> [Instructions to follow]:
Once you know how many lines below hold "thumb", reply with that number and add nothing.
□ □ □ □
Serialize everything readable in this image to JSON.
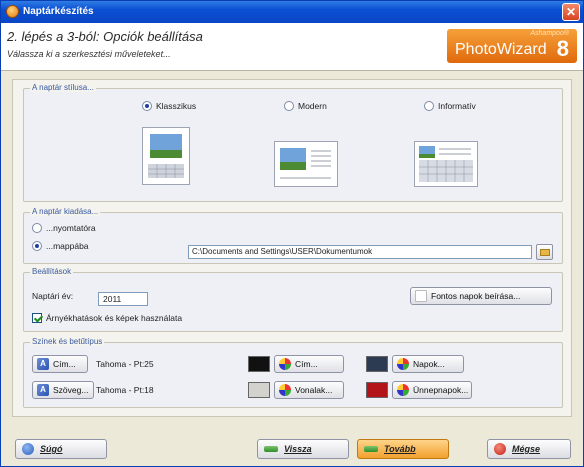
{
  "window": {
    "title": "Naptárkészítés",
    "close_glyph": "✕"
  },
  "header": {
    "step": "2. lépés a 3-ból: Opciók beállítása",
    "subtitle": "Válassza ki a szerkesztési műveleteket...",
    "logo": {
      "brand": "Ashampoo®",
      "name": "PhotoWizard",
      "version": "8"
    }
  },
  "style_group": {
    "legend": "A naptár stílusa...",
    "options": [
      {
        "label": "Klasszikus",
        "selected": true,
        "icon": "classic-calendar-thumb"
      },
      {
        "label": "Modern",
        "selected": false,
        "icon": "modern-calendar-thumb"
      },
      {
        "label": "Informatív",
        "selected": false,
        "icon": "informative-calendar-thumb"
      }
    ]
  },
  "output_group": {
    "legend": "A naptár kiadása...",
    "options": [
      {
        "label": "...nyomtatóra",
        "selected": false
      },
      {
        "label": "...mappába",
        "selected": true
      }
    ],
    "path": "C:\\Documents and Settings\\USER\\Dokumentumok",
    "browse_icon": "folder-icon"
  },
  "settings_group": {
    "legend": "Beállítások",
    "year_label": "Naptári év:",
    "year_value": "2011",
    "important_days_button": "Fontos napok beírása...",
    "shadows_checkbox": {
      "label": "Árnyékhatások és képek használata",
      "checked": true
    }
  },
  "colors_group": {
    "legend": "Színek és betűtípus",
    "fonts": [
      {
        "button": "Cím...",
        "value": "Tahoma - Pt:25"
      },
      {
        "button": "Szöveg...",
        "value": "Tahoma - Pt:18"
      }
    ],
    "colors": [
      {
        "button": "Cím...",
        "color": "#111111"
      },
      {
        "button": "Vonalak...",
        "color": "#d4d2cc"
      },
      {
        "button": "Napok...",
        "color": "#2c3a52"
      },
      {
        "button": "Ünnepnapok...",
        "color": "#b3141a"
      }
    ]
  },
  "footer": {
    "help": "Súgó",
    "back": "Vissza",
    "next": "Tovább",
    "cancel": "Mégse"
  }
}
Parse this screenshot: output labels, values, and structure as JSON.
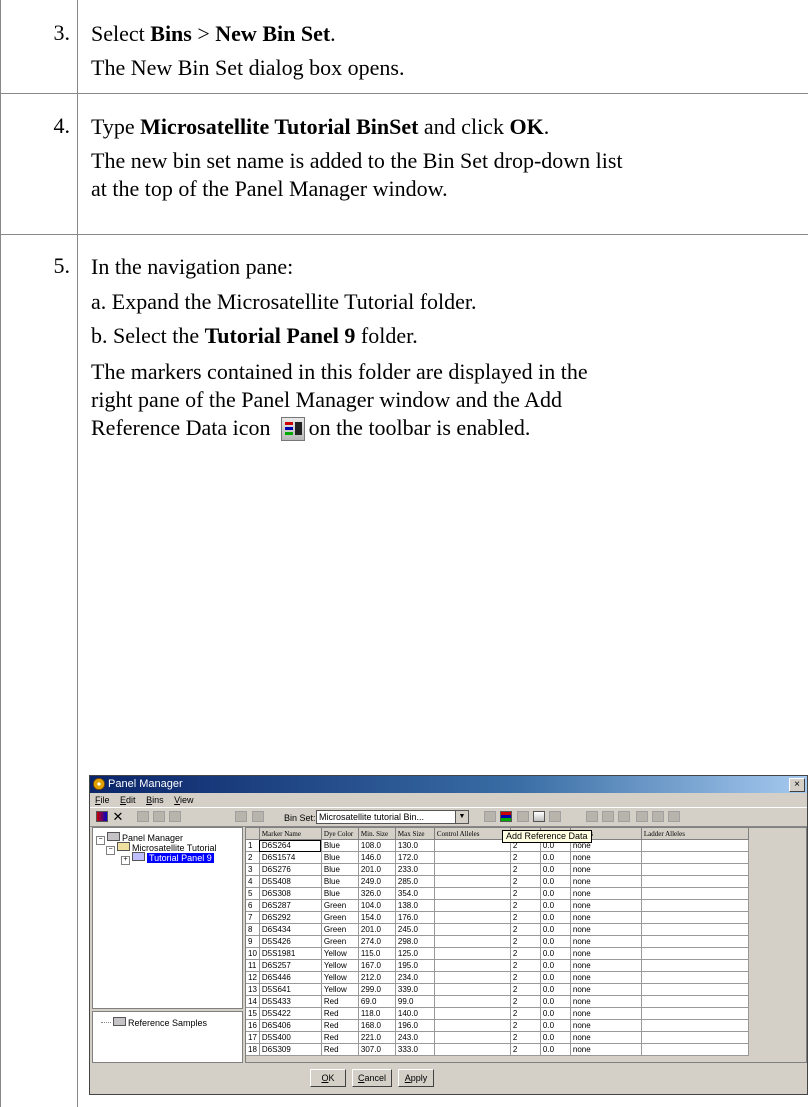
{
  "steps": [
    {
      "number": "3.",
      "line1": [
        "Select ",
        "Bins",
        " > ",
        "New Bin Set",
        "."
      ],
      "line2": "The New Bin Set dialog box opens."
    },
    {
      "number": "4.",
      "line1": [
        "Type ",
        "Microsatellite Tutorial BinSet",
        " and click ",
        "OK",
        "."
      ],
      "line2a": "The new bin set name is added to the Bin Set drop-down list",
      "line2b": "at the top of the Panel Manager window."
    },
    {
      "number": "5.",
      "line1": "In the navigation pane:",
      "a": "a. Expand the Microsatellite Tutorial folder.",
      "b": [
        "b. Select the ",
        "Tutorial Panel 9",
        "  folder."
      ],
      "p1": "The markers contained in this folder are displayed in the",
      "p2": "right pane of the Panel Manager window and the Add",
      "p3a": "Reference Data icon",
      "p3b": "on the toolbar is enabled."
    }
  ],
  "window": {
    "title": "Panel Manager",
    "close": "×",
    "menu": [
      "File",
      "Edit",
      "Bins",
      "View"
    ],
    "menu_underline": [
      "F",
      "E",
      "B",
      "V"
    ],
    "bin_set_label": "Bin Set:",
    "bin_set_value": "Microsatellite tutorial Bin...",
    "tooltip": "Add Reference Data",
    "tree": {
      "root": "Panel Manager",
      "folder": "Microsatellite Tutorial",
      "panel": "Tutorial Panel 9",
      "reference": "Reference Samples"
    },
    "columns": [
      "",
      "Marker Name",
      "Dye Color",
      "Min. Size",
      "Max Size",
      "Control Alleles",
      "",
      "",
      "nments",
      "Ladder Alleles"
    ],
    "rows": [
      [
        "1",
        "D6S264",
        "Blue",
        "108.0",
        "130.0",
        "",
        "2",
        "0.0",
        "none",
        ""
      ],
      [
        "2",
        "D6S1574",
        "Blue",
        "146.0",
        "172.0",
        "",
        "2",
        "0.0",
        "none",
        ""
      ],
      [
        "3",
        "D6S276",
        "Blue",
        "201.0",
        "233.0",
        "",
        "2",
        "0.0",
        "none",
        ""
      ],
      [
        "4",
        "D5S408",
        "Blue",
        "249.0",
        "285.0",
        "",
        "2",
        "0.0",
        "none",
        ""
      ],
      [
        "5",
        "D6S308",
        "Blue",
        "326.0",
        "354.0",
        "",
        "2",
        "0.0",
        "none",
        ""
      ],
      [
        "6",
        "D6S287",
        "Green",
        "104.0",
        "138.0",
        "",
        "2",
        "0.0",
        "none",
        ""
      ],
      [
        "7",
        "D6S292",
        "Green",
        "154.0",
        "176.0",
        "",
        "2",
        "0.0",
        "none",
        ""
      ],
      [
        "8",
        "D6S434",
        "Green",
        "201.0",
        "245.0",
        "",
        "2",
        "0.0",
        "none",
        ""
      ],
      [
        "9",
        "D5S426",
        "Green",
        "274.0",
        "298.0",
        "",
        "2",
        "0.0",
        "none",
        ""
      ],
      [
        "10",
        "D5S1981",
        "Yellow",
        "115.0",
        "125.0",
        "",
        "2",
        "0.0",
        "none",
        ""
      ],
      [
        "11",
        "D6S257",
        "Yellow",
        "167.0",
        "195.0",
        "",
        "2",
        "0.0",
        "none",
        ""
      ],
      [
        "12",
        "D6S446",
        "Yellow",
        "212.0",
        "234.0",
        "",
        "2",
        "0.0",
        "none",
        ""
      ],
      [
        "13",
        "D5S641",
        "Yellow",
        "299.0",
        "339.0",
        "",
        "2",
        "0.0",
        "none",
        ""
      ],
      [
        "14",
        "D5S433",
        "Red",
        "69.0",
        "99.0",
        "",
        "2",
        "0.0",
        "none",
        ""
      ],
      [
        "15",
        "D5S422",
        "Red",
        "118.0",
        "140.0",
        "",
        "2",
        "0.0",
        "none",
        ""
      ],
      [
        "16",
        "D6S406",
        "Red",
        "168.0",
        "196.0",
        "",
        "2",
        "0.0",
        "none",
        ""
      ],
      [
        "17",
        "D5S400",
        "Red",
        "221.0",
        "243.0",
        "",
        "2",
        "0.0",
        "none",
        ""
      ],
      [
        "18",
        "D6S309",
        "Red",
        "307.0",
        "333.0",
        "",
        "2",
        "0.0",
        "none",
        ""
      ]
    ],
    "buttons": {
      "ok": "OK",
      "ok_u": "O",
      "cancel": "Cancel",
      "cancel_u": "C",
      "apply": "Apply",
      "apply_u": "A"
    },
    "colors": {
      "title_start": "#0a246a",
      "title_end": "#a6caf0",
      "selection": "#0000ff",
      "chrome": "#d4d0c8"
    }
  }
}
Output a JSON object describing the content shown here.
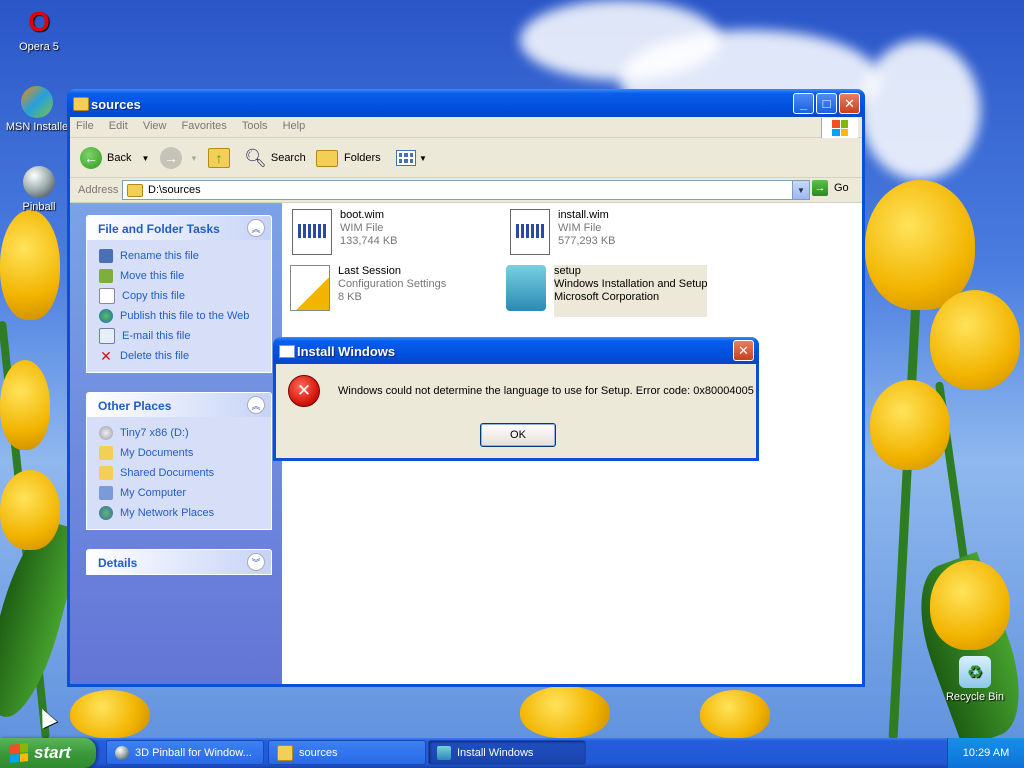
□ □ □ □
> [Your solution]:
3